Corbyn calls for election to end Brexit impasse

Business minister says no-deal Brexit would be ‘disastrous’

11 January, 2019 12:00 AM printer

Corbyn calls for election to end Brexit impasse

Jeremy Corbyn

WAKEFIELD: Britain’s main opposition leader Jeremy Corbyn on Thursday called for a general election to resolve the current deadlock in parliament over Brexit, arguing that he would renegotiate the agreement with Brussels if he came to power, reports AFP.

“If the government cannot pass its most important legislation, then there must be a general election at the earliest opportunity,” he said, speaking at an electronic components factory in Wakefield in northern England.

“To break the deadlock, an election is not only the most practical option, it is also the most democratic option.

“It would give the winning party a renewed mandate to negotiate a better deal for Britain and secure support for it in parliament and across the country,” he said. The European Union has ruled out any renegotiation of the deal.

The Labour leader has said he will seek a vote of no confidence in the government if parliament, as expected, next week votes against the Brexit deal that Prime Minister Theresa May has negotiated with EU leaders.

If the government lose a no confidence motion, there will be a period of 14 days in which parties can seek to find an alternative working majority in parliament and a general election would be called if they fail to do so.

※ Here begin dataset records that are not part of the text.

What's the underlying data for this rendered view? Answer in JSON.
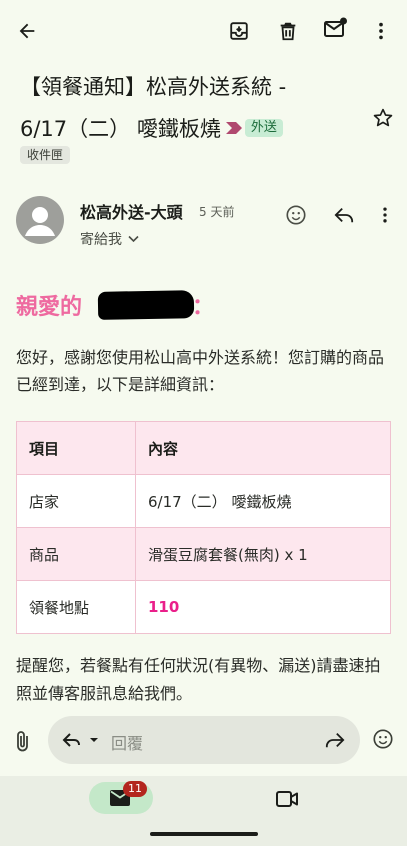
{
  "toolbar": {
    "back_icon": "arrow-left-icon",
    "archive_icon": "archive-icon",
    "delete_icon": "trash-icon",
    "mark_unread_icon": "mail-unread-icon",
    "more_icon": "more-vert-icon"
  },
  "subject": {
    "line1": "【領餐通知】松高外送系統 -",
    "line2": "6/17（二） 噯鐵板燒",
    "label": "外送",
    "folder_chip": "收件匣"
  },
  "sender": {
    "name": "松高外送-大頭",
    "time": "5 天前",
    "to": "寄給我"
  },
  "body": {
    "greeting": "親愛的",
    "greeting_suffix": "：",
    "intro": "您好，感謝您使用松山高中外送系統！您訂購的商品已經到達，以下是詳細資訊：",
    "table": {
      "headers": [
        "項目",
        "內容"
      ],
      "rows": [
        [
          "店家",
          "6/17（二） 噯鐵板燒"
        ],
        [
          "商品",
          "滑蛋豆腐套餐(無肉) x 1"
        ],
        [
          "領餐地點",
          "110"
        ]
      ]
    },
    "reminder": "提醒您，若餐點有任何狀況(有異物、漏送)請盡速拍照並傳客服訊息給我們。"
  },
  "reply": {
    "placeholder": "回覆"
  },
  "bottom_nav": {
    "mail_badge": "11"
  },
  "colors": {
    "accent_pink": "#ee6aa0",
    "highlight_pink": "#ea1f8a",
    "label_green": "#c8ecd4",
    "badge_red": "#b3261e"
  }
}
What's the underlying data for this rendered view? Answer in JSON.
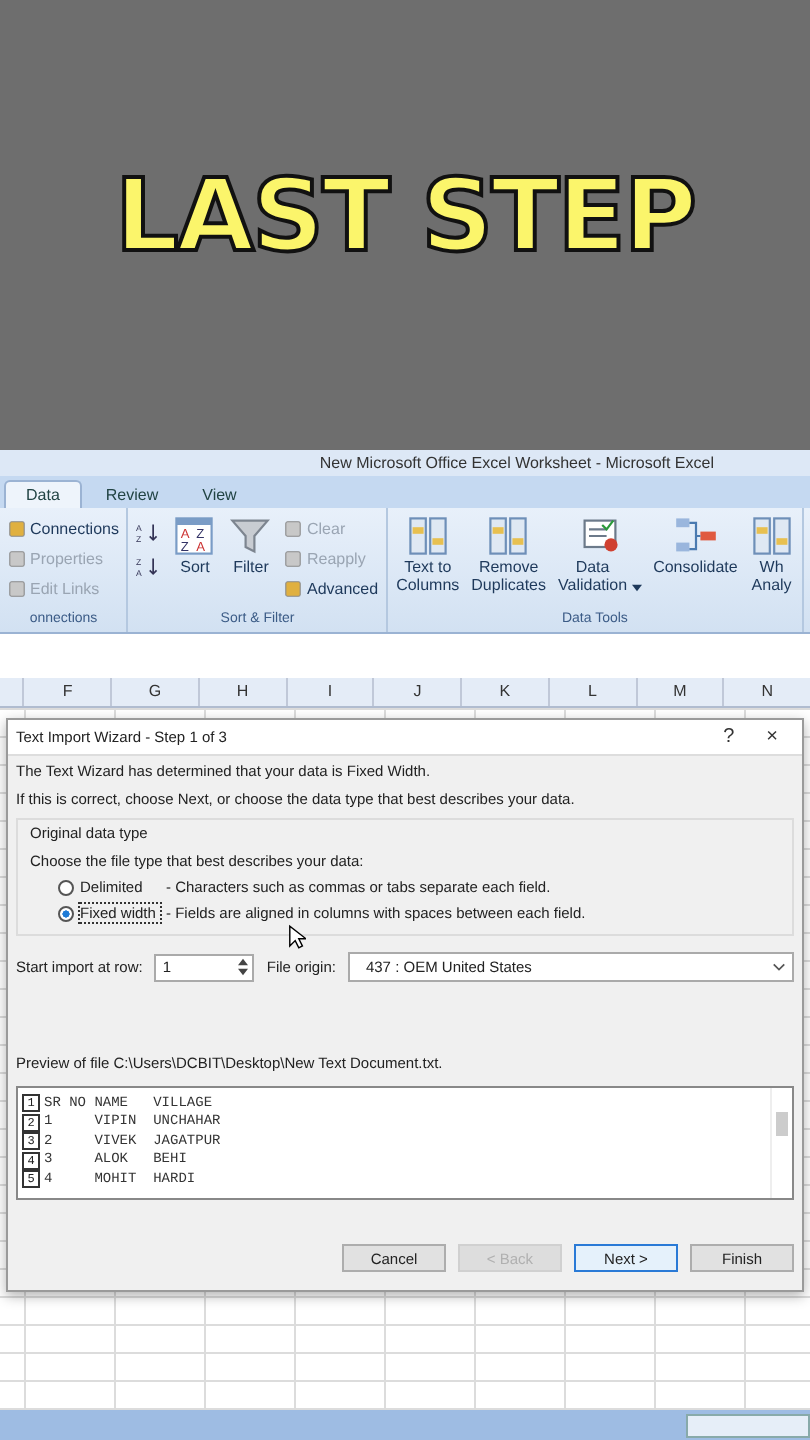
{
  "overlay": {
    "caption": "LAST STEP"
  },
  "excel": {
    "title": "New Microsoft Office Excel Worksheet - Microsoft Excel",
    "tabs": [
      {
        "label": "Data",
        "selected": true
      },
      {
        "label": "Review",
        "selected": false
      },
      {
        "label": "View",
        "selected": false
      }
    ],
    "ribbon_groups": [
      {
        "label": "onnections",
        "items": [
          {
            "kind": "stack",
            "entries": [
              {
                "label": "Connections",
                "disabled": false
              },
              {
                "label": "Properties",
                "disabled": true
              },
              {
                "label": "Edit Links",
                "disabled": true
              }
            ]
          }
        ]
      },
      {
        "label": "Sort & Filter",
        "items": [
          {
            "kind": "sort-arrows",
            "ascending": [
              "A",
              "Z"
            ],
            "descending": [
              "Z",
              "A"
            ]
          },
          {
            "kind": "large",
            "label": "Sort",
            "dropdown": false,
            "icon_letters": [
              "A",
              "Z",
              "Z",
              "A"
            ]
          },
          {
            "kind": "large",
            "label": "Filter",
            "dropdown": false
          },
          {
            "kind": "stack",
            "entries": [
              {
                "label": "Clear",
                "disabled": true
              },
              {
                "label": "Reapply",
                "disabled": true
              },
              {
                "label": "Advanced",
                "disabled": false
              }
            ]
          }
        ]
      },
      {
        "label": "Data Tools",
        "items": [
          {
            "kind": "large",
            "label": "Text to\nColumns",
            "dropdown": false
          },
          {
            "kind": "large",
            "label": "Remove\nDuplicates",
            "dropdown": false
          },
          {
            "kind": "large",
            "label": "Data\nValidation",
            "dropdown": true
          },
          {
            "kind": "large",
            "label": "Consolidate",
            "dropdown": false
          },
          {
            "kind": "large",
            "label": "Wh\nAnaly",
            "dropdown": false
          }
        ]
      }
    ],
    "columns": [
      "F",
      "G",
      "H",
      "I",
      "J",
      "K",
      "L",
      "M",
      "N"
    ]
  },
  "dialog": {
    "title": "Text Import Wizard - Step 1 of 3",
    "help": "?",
    "close": "×",
    "intro": [
      "The Text Wizard has determined that your data is Fixed Width.",
      "If this is correct, choose Next, or choose the data type that best describes your data."
    ],
    "group_label": "Original data type",
    "prompt": "Choose the file type that best describes your data:",
    "options": [
      {
        "label": "Delimited",
        "description": "- Characters such as commas or tabs separate each field.",
        "selected": false
      },
      {
        "label": "Fixed width",
        "description": "- Fields are aligned in columns with spaces between each field.",
        "selected": true
      }
    ],
    "start_row": {
      "label": "Start import at row:",
      "value": "1"
    },
    "file_origin": {
      "label": "File origin:",
      "value": "437 : OEM United States"
    },
    "preview_label": "Preview of file C:\\Users\\DCBIT\\Desktop\\New Text Document.txt.",
    "preview_rows": [
      {
        "number": "1",
        "text": "SR NO NAME   VILLAGE"
      },
      {
        "number": "2",
        "text": "1     VIPIN  UNCHAHAR"
      },
      {
        "number": "3",
        "text": "2     VIVEK  JAGATPUR"
      },
      {
        "number": "4",
        "text": "3     ALOK   BEHI"
      },
      {
        "number": "5",
        "text": "4     MOHIT  HARDI"
      }
    ],
    "buttons": [
      {
        "label": "Cancel",
        "disabled": false,
        "default": false
      },
      {
        "label": "< Back",
        "disabled": true,
        "default": false
      },
      {
        "label": "Next >",
        "disabled": false,
        "default": true
      },
      {
        "label": "Finish",
        "disabled": false,
        "default": false
      }
    ]
  }
}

The Labour Party has said it will only push for a second referendum on Brexit if it fails to trigger an election.

“We’ll keep all options on the table, including the option of campaigning for a public vote,” Corbyn said.

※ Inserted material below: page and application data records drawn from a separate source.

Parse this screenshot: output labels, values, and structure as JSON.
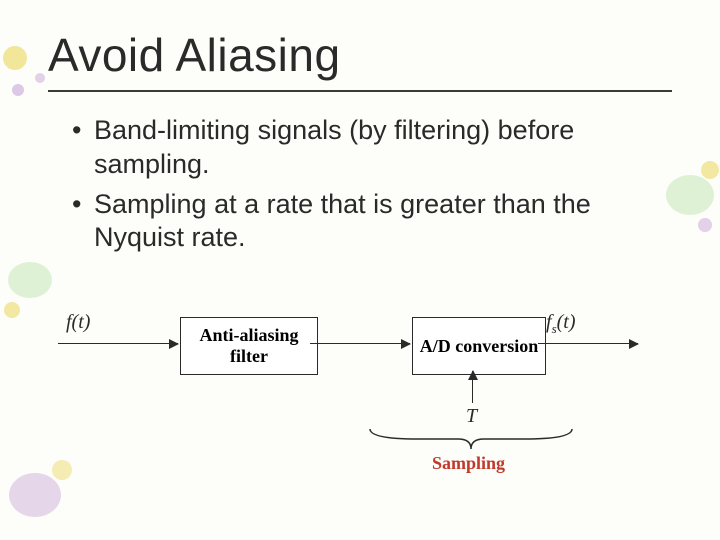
{
  "title": "Avoid Aliasing",
  "bullets": [
    "Band-limiting signals (by filtering) before sampling.",
    "Sampling at a rate that is greater than the Nyquist rate."
  ],
  "diagram": {
    "input_signal": "f(t)",
    "box1": "Anti-aliasing filter",
    "box2": "A/D conversion",
    "output_signal_prefix": "f",
    "output_signal_sub": "s",
    "output_signal_suffix": "(t)",
    "period_label": "T",
    "sampling_label": "Sampling"
  }
}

Meanwhile, Britain’s business minister on Thursday warned that the prospect of crashing out of the European Union without an agreement would be “disastrous” for the country, contradicting official government policy.

A no-deal Brexit would be “a disastrous situation in which we move to the most rudimentary terms of trade with our closest partners,” Greg Clark told BBC radio. In such a scenario, Britain would be forced to trade with the EU on World Trade Organization terms, which could mean much higher tariffs for some products like cars.

As things stand, Britain will crash out of the bloc on March 29 if parliament fails to approve an agreement the government has struck with the European Union.